"Highly entertaining and well-documented." — TheNew York Times
While history has painted most pirates as "abominable brutes," capable of the worst cruelties and driven by insatiable greed, the author of this fascinating study insists that pirates have suffered more than their share of bad press, mainly from popularizing writers trying to sell books. He notes, for example, that Henry Morgan always carried privateering commissions signed by the governor of Jamaica, and that many pirates bought commissions (and pardons) from governors of the American colonies.

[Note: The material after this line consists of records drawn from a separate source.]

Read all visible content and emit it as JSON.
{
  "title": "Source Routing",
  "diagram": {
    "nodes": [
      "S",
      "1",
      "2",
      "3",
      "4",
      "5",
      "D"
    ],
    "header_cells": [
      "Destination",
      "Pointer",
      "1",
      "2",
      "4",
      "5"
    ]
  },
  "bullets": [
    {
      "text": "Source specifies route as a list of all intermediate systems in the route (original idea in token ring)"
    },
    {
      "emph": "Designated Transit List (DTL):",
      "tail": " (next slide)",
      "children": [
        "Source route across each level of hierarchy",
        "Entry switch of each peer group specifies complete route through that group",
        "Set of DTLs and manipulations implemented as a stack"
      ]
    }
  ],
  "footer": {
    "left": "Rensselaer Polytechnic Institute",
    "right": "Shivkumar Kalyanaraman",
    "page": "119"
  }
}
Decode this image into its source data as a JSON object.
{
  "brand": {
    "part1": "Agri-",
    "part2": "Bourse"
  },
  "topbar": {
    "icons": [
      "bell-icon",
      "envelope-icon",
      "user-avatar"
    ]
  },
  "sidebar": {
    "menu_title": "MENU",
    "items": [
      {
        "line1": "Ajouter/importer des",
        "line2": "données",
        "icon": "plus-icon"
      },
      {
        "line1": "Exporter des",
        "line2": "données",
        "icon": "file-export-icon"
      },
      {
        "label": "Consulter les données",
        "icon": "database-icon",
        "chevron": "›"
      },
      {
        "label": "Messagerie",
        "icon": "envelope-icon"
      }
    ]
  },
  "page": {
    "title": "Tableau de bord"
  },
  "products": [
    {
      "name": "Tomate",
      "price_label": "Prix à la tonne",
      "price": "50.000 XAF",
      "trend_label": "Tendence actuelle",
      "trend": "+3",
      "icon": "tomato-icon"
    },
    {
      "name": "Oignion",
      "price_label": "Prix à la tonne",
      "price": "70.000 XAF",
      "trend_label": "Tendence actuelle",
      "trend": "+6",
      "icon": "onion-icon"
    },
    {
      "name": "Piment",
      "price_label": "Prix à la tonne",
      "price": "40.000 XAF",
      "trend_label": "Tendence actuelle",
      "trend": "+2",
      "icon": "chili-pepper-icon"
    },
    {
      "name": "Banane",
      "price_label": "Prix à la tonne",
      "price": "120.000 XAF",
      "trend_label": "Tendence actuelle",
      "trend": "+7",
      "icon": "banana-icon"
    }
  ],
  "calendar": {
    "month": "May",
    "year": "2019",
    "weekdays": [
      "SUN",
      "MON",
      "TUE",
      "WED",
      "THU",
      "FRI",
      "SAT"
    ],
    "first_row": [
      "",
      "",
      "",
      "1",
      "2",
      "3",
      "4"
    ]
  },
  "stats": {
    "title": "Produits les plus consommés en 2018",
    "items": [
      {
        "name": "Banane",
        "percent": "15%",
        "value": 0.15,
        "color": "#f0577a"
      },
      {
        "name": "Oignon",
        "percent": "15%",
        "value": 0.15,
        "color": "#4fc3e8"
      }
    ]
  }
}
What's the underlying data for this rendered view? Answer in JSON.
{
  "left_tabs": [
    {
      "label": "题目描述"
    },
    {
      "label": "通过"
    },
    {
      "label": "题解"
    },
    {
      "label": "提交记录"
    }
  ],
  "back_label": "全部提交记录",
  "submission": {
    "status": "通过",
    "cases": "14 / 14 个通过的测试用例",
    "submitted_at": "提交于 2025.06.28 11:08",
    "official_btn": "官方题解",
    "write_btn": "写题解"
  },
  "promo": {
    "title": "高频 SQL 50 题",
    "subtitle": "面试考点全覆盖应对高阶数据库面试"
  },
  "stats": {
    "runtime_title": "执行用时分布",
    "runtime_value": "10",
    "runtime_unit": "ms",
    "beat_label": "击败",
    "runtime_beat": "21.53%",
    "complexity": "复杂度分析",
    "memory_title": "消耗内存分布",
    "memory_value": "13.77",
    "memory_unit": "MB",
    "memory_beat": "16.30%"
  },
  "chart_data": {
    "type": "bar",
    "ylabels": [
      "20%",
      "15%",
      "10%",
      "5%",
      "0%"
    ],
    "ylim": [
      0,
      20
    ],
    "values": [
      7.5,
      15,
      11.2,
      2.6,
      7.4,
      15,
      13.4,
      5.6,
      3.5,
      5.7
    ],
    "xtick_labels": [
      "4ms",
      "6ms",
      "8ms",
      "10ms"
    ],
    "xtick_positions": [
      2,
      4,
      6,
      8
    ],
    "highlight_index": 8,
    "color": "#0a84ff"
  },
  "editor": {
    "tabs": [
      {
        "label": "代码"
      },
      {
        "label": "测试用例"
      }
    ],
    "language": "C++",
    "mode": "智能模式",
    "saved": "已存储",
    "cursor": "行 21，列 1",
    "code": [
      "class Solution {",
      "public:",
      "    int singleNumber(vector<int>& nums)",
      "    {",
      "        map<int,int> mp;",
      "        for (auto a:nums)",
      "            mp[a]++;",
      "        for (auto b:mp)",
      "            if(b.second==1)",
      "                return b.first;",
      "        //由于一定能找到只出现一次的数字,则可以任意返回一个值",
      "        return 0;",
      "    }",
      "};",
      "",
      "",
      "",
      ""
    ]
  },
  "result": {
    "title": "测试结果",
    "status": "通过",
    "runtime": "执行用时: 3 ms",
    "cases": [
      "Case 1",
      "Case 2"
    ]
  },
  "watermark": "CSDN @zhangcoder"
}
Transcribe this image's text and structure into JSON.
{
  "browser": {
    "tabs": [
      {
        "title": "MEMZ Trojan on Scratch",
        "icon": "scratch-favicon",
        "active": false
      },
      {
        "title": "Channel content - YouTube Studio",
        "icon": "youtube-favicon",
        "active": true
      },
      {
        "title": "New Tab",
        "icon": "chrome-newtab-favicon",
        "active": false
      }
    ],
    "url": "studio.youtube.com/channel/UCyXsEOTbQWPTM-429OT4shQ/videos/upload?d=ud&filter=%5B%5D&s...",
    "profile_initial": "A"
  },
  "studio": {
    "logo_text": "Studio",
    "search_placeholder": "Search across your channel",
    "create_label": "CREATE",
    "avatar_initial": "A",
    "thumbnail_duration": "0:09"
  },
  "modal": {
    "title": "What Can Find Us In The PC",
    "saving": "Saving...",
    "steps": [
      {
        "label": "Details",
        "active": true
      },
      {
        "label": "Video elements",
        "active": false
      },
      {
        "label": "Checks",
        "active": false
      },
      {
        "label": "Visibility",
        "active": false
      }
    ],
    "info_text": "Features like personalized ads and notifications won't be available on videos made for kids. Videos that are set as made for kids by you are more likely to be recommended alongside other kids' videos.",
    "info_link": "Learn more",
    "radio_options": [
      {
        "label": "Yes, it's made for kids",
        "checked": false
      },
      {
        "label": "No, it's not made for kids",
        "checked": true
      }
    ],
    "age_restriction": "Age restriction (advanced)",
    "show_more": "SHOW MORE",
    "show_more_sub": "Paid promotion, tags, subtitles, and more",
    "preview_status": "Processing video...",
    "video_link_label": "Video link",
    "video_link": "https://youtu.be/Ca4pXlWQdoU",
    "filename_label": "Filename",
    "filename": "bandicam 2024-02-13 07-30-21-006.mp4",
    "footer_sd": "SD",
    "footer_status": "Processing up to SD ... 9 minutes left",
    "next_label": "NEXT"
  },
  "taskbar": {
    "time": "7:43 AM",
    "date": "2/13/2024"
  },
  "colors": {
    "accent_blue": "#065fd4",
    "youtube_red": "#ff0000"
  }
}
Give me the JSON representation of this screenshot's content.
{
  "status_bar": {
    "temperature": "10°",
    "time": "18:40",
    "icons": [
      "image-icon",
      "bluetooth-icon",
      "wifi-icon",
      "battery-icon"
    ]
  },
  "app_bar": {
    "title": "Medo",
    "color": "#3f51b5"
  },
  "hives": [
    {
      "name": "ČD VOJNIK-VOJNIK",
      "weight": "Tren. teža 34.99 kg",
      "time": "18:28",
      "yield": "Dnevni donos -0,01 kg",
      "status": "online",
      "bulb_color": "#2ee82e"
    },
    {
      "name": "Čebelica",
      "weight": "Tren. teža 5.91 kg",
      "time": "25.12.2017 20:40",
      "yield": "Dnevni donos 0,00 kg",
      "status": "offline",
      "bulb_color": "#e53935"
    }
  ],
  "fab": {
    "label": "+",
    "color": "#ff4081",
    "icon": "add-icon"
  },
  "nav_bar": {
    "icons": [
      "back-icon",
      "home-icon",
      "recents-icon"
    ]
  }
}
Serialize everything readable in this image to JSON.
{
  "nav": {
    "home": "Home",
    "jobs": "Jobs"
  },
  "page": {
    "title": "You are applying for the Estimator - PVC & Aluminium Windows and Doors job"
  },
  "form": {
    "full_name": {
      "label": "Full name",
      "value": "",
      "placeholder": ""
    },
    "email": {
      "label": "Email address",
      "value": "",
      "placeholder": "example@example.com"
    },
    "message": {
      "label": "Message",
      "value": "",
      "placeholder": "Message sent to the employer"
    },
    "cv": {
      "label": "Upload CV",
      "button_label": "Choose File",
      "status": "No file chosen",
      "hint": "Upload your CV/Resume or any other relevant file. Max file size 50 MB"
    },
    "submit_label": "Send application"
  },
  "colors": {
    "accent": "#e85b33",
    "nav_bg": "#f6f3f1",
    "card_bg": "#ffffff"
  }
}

With this in mind, Mr. Pringle tries to separate fact from fiction in chronicling the activities of the infamous men and women who sailed under the black flag during the great age of piracy. Beginning with Sir Francis Drake, the "Father of Modern Piracy," he examines the lives and deeds of such outlaws as Morgan, Captain Kidd, Blackbeard, Anne Bonney, and Mary Read, as well as a raft of lesser-known scoundrels, finding, for the most part, that the myths about these maritime marauders are largely overblown.
Pirates, for example, never made their prisoners walk the plank. This was a nineteenth-century fiction with no basis in reality. Moreover, the atrocities pirates are accused of, if true, were no worse, and sometimes not nearly as bad, as the horrific punishments (brandings, drawing and quartering, burning alive, etc.), meted out by legitimate governments of the age.
In short, while piracy undoubtedly was a fact of life in the seventeenth and eighteenth centuries, the reality was far less brutal and blood-soaked than the sensationalizing writers of the time and of a later day would have us believe. The true state of affairs is unfolded in this engrossing, impeccably accurate history, sure to delight any armchair sailor, maritime historian or old salt with its balanced, highly readable study of the seagoing brigands who sailed under the Jolly Roger.
Reprint of the W. W. Norton and Company, Inc., New York, 1953 edition.